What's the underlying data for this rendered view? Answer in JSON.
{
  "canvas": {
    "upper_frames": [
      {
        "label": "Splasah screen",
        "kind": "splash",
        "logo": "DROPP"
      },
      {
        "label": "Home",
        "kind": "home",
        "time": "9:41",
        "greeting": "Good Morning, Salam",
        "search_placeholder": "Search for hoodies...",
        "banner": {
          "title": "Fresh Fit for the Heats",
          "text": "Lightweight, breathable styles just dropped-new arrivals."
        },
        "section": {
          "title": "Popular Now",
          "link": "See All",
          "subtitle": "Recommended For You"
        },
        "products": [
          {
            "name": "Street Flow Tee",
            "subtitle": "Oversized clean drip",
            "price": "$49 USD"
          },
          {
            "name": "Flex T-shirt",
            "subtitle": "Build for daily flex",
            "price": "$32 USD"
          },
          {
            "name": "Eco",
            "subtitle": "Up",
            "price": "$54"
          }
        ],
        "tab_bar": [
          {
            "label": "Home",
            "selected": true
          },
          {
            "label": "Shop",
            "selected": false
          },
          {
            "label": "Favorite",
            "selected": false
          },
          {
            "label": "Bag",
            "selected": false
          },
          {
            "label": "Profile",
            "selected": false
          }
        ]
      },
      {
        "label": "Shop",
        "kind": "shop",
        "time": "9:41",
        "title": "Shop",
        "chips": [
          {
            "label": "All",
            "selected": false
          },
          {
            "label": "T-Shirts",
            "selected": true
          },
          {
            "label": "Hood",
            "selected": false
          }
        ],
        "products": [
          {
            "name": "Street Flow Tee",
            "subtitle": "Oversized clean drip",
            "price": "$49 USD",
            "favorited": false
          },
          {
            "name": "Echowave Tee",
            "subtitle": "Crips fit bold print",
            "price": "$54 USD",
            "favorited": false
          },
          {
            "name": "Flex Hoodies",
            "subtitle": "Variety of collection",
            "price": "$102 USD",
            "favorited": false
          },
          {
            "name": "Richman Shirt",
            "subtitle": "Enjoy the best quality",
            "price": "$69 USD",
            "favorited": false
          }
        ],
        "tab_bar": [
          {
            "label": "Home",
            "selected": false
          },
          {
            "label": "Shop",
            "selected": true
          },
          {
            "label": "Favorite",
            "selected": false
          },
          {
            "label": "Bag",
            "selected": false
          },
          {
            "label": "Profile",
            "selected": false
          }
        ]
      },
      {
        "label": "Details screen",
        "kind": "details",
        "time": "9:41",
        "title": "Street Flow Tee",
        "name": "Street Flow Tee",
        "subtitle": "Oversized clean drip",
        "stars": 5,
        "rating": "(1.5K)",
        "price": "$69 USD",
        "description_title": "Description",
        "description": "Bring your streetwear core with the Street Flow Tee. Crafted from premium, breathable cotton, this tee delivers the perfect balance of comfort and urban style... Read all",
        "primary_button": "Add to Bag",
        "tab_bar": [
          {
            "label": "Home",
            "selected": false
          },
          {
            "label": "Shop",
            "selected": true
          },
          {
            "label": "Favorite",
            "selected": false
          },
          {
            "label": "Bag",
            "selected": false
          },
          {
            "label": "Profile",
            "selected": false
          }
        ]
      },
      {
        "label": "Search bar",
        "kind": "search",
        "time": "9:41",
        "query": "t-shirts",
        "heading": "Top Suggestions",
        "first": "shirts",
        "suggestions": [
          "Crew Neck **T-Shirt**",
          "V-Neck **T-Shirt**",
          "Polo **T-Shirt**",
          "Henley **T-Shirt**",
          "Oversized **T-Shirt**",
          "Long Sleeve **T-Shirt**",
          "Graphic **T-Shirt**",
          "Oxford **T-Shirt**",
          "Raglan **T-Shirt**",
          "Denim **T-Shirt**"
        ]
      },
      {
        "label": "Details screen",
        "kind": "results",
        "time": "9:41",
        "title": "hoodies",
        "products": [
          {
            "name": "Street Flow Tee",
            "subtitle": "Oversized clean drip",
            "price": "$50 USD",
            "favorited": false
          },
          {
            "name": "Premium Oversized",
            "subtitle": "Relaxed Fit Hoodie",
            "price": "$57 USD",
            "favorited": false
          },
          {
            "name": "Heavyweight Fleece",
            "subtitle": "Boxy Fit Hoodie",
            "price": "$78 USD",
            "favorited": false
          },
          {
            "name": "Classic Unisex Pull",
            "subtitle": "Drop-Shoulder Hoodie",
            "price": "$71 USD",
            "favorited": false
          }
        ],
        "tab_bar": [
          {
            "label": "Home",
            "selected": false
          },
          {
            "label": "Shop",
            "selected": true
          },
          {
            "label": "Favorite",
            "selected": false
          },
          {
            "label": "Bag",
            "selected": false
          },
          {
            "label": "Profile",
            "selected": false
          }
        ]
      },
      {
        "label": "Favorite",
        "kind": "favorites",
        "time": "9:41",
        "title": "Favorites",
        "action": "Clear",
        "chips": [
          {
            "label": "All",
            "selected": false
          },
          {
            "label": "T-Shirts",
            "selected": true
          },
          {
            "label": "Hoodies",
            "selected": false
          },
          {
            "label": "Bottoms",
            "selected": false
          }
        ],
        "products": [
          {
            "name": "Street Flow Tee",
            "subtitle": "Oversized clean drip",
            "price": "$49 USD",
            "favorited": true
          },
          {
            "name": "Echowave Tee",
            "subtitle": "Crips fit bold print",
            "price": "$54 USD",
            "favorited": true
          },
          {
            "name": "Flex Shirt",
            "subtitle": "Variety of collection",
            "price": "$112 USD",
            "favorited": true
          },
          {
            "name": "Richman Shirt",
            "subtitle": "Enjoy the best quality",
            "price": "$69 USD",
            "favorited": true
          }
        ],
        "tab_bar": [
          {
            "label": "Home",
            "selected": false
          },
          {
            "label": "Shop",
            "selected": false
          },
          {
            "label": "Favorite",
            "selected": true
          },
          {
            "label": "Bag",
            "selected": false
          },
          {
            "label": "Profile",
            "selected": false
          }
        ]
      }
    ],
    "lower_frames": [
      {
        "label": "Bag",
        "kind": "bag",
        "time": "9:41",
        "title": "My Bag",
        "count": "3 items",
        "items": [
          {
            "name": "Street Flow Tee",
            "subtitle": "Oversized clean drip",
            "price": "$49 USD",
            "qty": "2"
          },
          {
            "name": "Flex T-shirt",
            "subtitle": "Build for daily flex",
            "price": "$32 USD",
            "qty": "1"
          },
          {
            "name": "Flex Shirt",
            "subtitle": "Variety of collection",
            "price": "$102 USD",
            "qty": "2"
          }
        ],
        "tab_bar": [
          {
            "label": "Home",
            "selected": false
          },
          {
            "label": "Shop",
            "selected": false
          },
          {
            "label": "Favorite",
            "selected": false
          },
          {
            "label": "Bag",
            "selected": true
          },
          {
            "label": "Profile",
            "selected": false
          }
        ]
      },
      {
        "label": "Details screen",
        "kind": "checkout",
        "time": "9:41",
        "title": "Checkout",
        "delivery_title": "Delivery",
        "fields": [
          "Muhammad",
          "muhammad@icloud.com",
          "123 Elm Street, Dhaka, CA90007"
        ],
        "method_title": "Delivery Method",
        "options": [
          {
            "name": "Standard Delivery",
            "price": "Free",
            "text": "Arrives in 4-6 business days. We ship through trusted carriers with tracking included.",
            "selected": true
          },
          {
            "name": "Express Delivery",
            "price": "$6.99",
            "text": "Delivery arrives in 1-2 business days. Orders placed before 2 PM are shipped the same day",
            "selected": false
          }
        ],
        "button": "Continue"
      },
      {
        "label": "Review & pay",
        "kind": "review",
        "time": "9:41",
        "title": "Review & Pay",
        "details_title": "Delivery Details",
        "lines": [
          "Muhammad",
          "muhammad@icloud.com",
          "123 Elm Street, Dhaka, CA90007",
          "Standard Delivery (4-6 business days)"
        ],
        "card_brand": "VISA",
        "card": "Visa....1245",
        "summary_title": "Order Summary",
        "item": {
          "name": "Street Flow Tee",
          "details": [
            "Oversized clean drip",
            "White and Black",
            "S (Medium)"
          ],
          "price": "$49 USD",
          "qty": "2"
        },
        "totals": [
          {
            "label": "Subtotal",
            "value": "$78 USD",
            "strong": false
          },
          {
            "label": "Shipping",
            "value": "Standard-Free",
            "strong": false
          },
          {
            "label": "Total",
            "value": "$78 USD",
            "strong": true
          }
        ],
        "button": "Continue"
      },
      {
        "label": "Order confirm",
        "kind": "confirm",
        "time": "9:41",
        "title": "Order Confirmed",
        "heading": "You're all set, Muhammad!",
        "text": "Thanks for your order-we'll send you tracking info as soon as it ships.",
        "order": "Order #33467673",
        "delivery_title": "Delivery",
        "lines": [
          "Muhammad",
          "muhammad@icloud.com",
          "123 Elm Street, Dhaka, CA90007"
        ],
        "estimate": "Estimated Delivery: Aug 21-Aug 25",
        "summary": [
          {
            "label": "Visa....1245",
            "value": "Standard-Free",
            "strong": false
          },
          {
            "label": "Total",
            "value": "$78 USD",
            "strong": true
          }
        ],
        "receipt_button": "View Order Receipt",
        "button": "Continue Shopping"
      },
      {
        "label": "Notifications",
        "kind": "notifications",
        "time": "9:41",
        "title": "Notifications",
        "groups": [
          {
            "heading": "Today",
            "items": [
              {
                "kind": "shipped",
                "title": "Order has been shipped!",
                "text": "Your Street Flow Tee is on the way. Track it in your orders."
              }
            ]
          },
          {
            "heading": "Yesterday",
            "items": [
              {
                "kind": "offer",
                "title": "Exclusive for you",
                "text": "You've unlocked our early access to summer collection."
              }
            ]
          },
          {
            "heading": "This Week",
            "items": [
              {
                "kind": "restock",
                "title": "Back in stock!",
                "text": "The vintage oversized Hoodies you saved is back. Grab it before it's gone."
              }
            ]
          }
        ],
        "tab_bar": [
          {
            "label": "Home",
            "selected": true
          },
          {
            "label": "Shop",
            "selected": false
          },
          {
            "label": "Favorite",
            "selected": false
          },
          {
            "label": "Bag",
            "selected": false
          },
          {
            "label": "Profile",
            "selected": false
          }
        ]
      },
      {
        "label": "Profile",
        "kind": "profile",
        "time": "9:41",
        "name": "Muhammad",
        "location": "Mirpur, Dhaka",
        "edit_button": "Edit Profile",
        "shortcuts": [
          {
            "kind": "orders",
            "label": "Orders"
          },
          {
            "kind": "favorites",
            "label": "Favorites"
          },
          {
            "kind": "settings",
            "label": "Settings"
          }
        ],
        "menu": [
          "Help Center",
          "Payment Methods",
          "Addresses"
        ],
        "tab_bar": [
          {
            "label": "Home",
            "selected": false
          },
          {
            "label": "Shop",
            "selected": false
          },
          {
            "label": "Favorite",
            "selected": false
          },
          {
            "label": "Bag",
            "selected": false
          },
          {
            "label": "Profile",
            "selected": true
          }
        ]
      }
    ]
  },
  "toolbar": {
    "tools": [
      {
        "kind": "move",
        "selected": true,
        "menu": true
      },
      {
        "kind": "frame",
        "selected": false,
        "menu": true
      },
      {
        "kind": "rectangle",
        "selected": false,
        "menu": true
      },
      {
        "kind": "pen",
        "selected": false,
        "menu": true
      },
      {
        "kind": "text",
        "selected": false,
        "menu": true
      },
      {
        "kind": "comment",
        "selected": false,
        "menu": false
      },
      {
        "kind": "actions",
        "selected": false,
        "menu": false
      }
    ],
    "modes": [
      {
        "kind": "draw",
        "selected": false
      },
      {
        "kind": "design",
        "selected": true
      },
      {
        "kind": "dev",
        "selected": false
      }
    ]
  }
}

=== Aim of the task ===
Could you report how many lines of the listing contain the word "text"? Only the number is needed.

=== Solved problem ===
8